Records from a collection
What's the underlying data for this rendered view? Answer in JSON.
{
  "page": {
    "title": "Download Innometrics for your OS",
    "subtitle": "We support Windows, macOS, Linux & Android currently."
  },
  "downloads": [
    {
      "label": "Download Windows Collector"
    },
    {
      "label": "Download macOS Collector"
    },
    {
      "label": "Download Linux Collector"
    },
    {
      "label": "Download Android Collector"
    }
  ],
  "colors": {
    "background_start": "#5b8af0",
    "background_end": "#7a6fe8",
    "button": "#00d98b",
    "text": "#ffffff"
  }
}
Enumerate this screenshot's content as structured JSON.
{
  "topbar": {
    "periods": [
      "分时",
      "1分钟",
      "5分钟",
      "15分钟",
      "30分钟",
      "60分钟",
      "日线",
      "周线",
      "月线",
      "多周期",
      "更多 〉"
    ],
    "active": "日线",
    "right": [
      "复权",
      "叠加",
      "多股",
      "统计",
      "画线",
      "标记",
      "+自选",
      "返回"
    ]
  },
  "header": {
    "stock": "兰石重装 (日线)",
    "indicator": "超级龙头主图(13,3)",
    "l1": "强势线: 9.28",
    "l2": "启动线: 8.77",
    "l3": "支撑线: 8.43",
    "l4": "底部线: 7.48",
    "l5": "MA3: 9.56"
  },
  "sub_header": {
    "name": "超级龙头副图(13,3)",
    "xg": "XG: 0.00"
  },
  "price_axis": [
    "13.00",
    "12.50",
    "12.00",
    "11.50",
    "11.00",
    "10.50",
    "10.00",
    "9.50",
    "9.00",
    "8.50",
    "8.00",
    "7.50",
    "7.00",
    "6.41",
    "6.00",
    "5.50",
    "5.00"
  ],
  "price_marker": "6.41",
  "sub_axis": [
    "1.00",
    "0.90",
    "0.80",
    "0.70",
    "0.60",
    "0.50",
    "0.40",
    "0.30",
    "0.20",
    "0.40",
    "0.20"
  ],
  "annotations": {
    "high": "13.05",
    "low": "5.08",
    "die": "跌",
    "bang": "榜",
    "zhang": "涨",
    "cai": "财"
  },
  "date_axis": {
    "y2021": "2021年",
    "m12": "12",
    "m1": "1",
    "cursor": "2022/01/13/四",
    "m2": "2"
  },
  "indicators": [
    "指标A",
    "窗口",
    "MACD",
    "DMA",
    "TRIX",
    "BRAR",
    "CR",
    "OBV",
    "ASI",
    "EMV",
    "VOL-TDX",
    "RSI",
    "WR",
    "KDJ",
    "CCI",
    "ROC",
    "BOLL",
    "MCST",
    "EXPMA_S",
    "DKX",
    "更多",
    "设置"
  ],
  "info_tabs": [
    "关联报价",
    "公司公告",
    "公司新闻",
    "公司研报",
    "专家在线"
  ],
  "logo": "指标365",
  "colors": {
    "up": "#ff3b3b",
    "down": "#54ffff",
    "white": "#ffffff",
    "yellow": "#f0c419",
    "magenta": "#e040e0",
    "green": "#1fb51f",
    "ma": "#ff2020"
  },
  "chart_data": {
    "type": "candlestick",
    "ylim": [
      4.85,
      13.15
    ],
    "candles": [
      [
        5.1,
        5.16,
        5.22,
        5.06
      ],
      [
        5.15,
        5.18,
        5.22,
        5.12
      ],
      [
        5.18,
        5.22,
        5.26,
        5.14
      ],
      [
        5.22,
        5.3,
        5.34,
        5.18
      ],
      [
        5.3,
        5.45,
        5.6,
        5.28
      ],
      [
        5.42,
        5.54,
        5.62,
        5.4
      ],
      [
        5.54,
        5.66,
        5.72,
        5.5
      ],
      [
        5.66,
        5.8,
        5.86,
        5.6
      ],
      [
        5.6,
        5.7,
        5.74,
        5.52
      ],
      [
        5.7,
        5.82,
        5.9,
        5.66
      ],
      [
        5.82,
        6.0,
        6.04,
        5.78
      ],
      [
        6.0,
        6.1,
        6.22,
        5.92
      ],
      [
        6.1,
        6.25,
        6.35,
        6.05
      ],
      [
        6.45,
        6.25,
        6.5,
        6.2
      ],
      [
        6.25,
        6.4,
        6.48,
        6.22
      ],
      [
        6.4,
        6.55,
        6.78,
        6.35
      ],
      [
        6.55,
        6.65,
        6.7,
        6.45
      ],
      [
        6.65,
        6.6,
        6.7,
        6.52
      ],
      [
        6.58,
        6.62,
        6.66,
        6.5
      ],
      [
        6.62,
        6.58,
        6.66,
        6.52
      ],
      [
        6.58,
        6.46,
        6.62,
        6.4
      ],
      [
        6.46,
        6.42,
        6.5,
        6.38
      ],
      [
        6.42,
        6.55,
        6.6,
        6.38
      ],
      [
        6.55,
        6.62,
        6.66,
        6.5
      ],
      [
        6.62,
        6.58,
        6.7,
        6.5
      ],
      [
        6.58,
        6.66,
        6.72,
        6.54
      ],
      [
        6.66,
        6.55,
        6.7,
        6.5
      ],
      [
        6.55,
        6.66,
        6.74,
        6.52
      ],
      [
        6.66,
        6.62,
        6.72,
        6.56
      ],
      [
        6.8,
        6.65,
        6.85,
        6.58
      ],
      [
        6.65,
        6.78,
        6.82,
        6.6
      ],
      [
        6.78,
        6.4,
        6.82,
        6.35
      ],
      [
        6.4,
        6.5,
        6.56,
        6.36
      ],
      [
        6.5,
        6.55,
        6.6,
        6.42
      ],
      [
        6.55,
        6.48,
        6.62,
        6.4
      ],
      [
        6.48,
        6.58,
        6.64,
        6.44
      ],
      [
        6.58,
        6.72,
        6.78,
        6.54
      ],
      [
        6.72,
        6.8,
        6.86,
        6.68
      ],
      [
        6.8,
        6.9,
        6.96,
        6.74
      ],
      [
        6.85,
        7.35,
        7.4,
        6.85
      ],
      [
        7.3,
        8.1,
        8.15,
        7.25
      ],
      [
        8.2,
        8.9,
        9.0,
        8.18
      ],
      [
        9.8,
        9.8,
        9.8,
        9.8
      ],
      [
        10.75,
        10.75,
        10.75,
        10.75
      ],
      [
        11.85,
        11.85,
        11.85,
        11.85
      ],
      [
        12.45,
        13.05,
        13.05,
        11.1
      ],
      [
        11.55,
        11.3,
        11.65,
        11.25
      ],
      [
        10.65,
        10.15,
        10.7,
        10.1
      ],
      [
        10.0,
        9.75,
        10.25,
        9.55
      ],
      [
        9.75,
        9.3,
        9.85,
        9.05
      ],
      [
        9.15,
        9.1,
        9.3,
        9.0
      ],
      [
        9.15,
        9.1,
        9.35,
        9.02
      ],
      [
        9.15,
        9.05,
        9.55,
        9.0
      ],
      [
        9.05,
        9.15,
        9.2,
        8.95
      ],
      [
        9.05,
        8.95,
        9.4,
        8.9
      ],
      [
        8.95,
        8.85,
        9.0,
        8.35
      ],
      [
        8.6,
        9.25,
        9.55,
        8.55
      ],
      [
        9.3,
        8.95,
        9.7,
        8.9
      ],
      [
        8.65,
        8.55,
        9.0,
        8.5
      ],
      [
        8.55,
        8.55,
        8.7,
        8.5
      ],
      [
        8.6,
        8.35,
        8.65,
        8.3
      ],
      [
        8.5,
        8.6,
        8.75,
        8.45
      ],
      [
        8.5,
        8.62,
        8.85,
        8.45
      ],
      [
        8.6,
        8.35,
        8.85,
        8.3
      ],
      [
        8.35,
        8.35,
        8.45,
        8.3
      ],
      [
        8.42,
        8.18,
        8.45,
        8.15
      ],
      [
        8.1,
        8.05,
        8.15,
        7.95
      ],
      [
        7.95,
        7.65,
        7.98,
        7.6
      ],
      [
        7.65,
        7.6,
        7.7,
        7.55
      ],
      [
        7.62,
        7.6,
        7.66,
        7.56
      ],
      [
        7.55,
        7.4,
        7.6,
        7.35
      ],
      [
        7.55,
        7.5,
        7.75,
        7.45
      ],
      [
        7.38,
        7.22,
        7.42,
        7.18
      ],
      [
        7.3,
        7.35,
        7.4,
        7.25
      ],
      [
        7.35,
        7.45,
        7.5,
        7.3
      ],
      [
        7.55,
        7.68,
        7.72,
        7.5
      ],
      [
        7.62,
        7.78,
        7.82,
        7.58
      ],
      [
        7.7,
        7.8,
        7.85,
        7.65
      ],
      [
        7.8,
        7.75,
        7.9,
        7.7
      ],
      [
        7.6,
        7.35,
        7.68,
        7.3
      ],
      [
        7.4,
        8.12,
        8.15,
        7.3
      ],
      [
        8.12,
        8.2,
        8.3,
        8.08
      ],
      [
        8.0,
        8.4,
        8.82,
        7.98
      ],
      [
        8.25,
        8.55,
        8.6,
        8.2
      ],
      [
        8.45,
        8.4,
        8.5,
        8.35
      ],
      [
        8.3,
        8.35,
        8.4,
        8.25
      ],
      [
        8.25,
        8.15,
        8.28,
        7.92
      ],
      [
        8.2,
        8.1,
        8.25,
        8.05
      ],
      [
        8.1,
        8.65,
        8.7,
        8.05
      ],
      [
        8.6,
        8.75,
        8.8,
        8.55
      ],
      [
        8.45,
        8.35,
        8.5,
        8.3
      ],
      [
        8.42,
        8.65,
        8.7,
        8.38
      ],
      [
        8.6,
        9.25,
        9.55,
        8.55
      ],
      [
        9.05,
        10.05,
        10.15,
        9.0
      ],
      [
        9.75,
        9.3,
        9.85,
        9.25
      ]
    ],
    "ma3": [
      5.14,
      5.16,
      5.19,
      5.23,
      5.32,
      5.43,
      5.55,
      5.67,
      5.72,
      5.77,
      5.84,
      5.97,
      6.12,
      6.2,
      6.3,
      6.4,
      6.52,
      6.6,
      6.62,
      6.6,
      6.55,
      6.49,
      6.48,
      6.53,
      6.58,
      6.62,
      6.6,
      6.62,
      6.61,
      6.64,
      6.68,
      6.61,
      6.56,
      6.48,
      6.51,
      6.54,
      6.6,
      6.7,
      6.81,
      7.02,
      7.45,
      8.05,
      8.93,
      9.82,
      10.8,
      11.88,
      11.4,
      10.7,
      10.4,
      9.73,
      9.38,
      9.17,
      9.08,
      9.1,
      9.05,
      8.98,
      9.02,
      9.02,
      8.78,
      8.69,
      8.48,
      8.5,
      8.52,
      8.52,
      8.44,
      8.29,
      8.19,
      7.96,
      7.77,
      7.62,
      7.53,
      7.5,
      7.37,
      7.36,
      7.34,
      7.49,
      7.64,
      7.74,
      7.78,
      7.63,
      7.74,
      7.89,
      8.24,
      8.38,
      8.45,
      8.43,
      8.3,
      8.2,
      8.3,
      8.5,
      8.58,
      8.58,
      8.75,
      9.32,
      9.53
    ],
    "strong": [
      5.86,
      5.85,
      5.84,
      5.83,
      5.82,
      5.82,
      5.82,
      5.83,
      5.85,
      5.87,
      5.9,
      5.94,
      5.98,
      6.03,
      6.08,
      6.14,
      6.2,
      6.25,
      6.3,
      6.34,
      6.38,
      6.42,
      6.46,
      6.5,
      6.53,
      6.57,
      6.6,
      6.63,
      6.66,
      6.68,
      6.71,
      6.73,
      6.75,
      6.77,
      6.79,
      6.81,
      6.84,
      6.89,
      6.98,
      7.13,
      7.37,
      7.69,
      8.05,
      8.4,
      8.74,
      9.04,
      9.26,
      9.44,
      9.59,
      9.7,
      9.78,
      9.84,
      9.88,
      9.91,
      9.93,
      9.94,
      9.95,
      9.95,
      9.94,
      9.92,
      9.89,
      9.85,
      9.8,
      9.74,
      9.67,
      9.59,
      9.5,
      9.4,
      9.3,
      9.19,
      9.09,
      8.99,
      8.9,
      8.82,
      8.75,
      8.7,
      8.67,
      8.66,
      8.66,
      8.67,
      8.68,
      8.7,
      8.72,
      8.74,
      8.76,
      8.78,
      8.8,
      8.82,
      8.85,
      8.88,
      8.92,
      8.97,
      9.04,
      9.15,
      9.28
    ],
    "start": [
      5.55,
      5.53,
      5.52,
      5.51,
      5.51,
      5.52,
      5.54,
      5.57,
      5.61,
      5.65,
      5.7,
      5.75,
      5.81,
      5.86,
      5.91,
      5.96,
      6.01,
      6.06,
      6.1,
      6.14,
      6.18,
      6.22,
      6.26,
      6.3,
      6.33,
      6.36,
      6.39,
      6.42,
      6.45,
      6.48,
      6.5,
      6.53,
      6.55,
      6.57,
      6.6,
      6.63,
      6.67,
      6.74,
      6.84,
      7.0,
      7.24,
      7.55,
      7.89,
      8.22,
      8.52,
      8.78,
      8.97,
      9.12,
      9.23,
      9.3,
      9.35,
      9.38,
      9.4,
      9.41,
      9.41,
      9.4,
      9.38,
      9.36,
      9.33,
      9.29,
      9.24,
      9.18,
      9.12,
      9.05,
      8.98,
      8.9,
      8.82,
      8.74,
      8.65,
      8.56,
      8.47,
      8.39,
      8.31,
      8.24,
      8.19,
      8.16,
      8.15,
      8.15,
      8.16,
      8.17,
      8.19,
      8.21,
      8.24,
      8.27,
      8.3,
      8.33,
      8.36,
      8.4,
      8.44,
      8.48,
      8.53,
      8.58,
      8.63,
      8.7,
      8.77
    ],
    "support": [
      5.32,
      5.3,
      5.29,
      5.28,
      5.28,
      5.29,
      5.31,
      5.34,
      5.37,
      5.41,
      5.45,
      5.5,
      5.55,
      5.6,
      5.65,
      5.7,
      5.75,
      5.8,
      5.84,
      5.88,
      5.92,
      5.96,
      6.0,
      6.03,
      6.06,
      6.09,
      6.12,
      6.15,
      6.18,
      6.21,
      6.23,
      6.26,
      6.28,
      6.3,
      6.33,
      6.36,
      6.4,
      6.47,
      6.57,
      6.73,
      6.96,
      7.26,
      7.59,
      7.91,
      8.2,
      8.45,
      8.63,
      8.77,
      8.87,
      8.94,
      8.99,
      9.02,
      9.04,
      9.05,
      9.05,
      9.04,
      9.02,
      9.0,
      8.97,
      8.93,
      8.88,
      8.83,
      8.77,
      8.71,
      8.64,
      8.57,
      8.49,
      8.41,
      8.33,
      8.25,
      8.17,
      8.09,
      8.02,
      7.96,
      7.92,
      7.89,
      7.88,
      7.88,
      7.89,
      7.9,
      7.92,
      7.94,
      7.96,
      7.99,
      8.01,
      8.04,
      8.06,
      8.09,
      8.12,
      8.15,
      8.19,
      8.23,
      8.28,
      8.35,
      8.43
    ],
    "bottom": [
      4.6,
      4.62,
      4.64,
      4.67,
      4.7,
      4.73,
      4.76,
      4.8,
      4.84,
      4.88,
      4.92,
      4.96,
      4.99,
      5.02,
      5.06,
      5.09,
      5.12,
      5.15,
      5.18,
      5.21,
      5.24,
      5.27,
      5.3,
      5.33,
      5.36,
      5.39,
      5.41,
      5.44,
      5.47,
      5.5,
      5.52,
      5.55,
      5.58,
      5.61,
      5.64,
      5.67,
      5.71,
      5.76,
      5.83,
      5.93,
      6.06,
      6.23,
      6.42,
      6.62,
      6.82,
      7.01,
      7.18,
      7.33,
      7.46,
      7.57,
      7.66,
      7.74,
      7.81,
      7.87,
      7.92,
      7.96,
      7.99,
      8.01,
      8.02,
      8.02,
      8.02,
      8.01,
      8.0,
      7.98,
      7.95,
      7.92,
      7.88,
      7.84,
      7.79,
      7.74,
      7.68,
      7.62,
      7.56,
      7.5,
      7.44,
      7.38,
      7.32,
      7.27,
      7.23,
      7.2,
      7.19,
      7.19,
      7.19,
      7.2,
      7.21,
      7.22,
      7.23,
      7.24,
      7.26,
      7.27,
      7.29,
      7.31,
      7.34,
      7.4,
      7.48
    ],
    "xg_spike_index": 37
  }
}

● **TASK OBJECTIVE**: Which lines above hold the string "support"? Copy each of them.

● **WRITTEN SOLUTION**:
    "subtitle": "We support Windows, macOS, Linux & Android currently."
    "support": [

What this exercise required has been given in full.